--- Assignment ---
All entries below must be given again word for word.

Dataset records
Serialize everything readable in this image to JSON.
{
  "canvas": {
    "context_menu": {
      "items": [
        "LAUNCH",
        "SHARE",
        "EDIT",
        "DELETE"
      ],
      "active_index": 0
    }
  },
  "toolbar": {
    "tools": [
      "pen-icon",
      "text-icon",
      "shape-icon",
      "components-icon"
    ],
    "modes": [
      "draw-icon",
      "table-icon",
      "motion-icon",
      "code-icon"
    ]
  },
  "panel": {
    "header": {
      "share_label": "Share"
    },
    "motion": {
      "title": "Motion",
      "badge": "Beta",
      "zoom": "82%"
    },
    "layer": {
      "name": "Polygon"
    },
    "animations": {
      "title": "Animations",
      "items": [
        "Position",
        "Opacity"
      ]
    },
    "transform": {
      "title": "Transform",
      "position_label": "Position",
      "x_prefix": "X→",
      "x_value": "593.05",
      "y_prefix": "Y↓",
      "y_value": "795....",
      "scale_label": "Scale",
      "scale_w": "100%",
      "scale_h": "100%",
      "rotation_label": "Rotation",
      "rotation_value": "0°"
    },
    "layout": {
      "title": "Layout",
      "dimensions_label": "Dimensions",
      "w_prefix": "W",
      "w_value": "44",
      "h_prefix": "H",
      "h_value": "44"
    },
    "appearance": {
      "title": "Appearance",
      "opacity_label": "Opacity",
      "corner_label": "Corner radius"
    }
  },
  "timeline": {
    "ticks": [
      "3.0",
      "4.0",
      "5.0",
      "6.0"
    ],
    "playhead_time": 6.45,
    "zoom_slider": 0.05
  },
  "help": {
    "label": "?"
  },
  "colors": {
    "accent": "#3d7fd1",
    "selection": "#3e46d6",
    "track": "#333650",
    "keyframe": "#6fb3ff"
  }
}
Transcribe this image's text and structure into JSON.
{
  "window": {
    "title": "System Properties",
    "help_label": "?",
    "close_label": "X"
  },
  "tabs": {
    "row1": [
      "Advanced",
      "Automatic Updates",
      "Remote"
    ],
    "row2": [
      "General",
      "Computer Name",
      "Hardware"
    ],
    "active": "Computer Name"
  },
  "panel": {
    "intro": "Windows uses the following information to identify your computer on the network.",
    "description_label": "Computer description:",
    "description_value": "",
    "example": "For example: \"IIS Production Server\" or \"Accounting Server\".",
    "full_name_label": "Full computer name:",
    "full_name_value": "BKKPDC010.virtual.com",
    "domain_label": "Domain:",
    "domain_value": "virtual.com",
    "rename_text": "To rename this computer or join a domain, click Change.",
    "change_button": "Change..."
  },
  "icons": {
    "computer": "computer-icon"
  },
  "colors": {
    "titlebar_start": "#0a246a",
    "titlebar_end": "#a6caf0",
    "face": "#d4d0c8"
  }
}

--- Result of the exercise ---
Serialize everything readable in this image to JSON.
{
  "canvas": {
    "context_menu": {
      "items": [
        "LAUNCH",
        "SHARE",
        "EDIT",
        "DELETE"
      ],
      "active_index": 0
    }
  },
  "toolbar": {
    "tools": [
      "pen-icon",
      "text-icon",
      "shape-icon",
      "components-icon"
    ],
    "modes": [
      "draw-icon",
      "table-icon",
      "motion-icon",
      "code-icon"
    ]
  },
  "panel": {
    "header": {
      "share_label": "Share"
    },
    "motion": {
      "title": "Motion",
      "badge": "Beta",
      "zoom": "82%"
    },
    "layer": {
      "name": "Polygon"
    },
    "animations": {
      "title": "Animations",
      "items": [
        "Position",
        "Opacity"
      ]
    },
    "transform": {
      "title": "Transform",
      "position_label": "Position",
      "x_prefix": "X→",
      "x_value": "593.05",
      "y_prefix": "Y↓",
      "y_value": "795....",
      "scale_label": "Scale",
      "scale_w": "100%",
      "scale_h": "100%",
      "rotation_label": "Rotation",
      "rotation_value": "0°"
    },
    "layout": {
      "title": "Layout",
      "dimensions_label": "Dimensions",
      "w_prefix": "W",
      "w_value": "44",
      "h_prefix": "H",
      "h_value": "44"
    },
    "appearance": {
      "title": "Appearance",
      "opacity_label": "Opacity",
      "corner_label": "Corner radius"
    }
  },
  "timeline": {
    "ticks": [
      "3.0",
      "4.0",
      "5.0",
      "6.0"
    ],
    "playhead_time": 6.45,
    "zoom_slider": 0.05
  },
  "help": {
    "label": "?"
  },
  "colors": {
    "accent": "#3d7fd1",
    "selection": "#3e46d6",
    "track": "#333650",
    "keyframe": "#6fb3ff"
  }
}
Transcribe this image's text and structure into JSON.
{
  "window": {
    "title": "System Properties",
    "help_label": "?",
    "close_label": "X"
  },
  "tabs": {
    "row1": [
      "Advanced",
      "Automatic Updates",
      "Remote"
    ],
    "row2": [
      "General",
      "Computer Name",
      "Hardware"
    ],
    "active": "Computer Name"
  },
  "panel": {
    "intro": "Windows uses the following information to identify your computer on the network.",
    "description_label": "Computer description:",
    "description_value": "",
    "example": "For example: \"IIS Production Server\" or \"Accounting Server\".",
    "full_name_label": "Full computer name:",
    "full_name_value": "BKKPDC010.virtual.com",
    "domain_label": "Domain:",
    "domain_value": "virtual.com",
    "rename_text": "To rename this computer or join a domain, click Change.",
    "change_button": "Change..."
  },
  "icons": {
    "computer": "computer-icon"
  },
  "colors": {
    "titlebar_start": "#0a246a",
    "titlebar_end": "#a6caf0",
    "face": "#d4d0c8"
  }
}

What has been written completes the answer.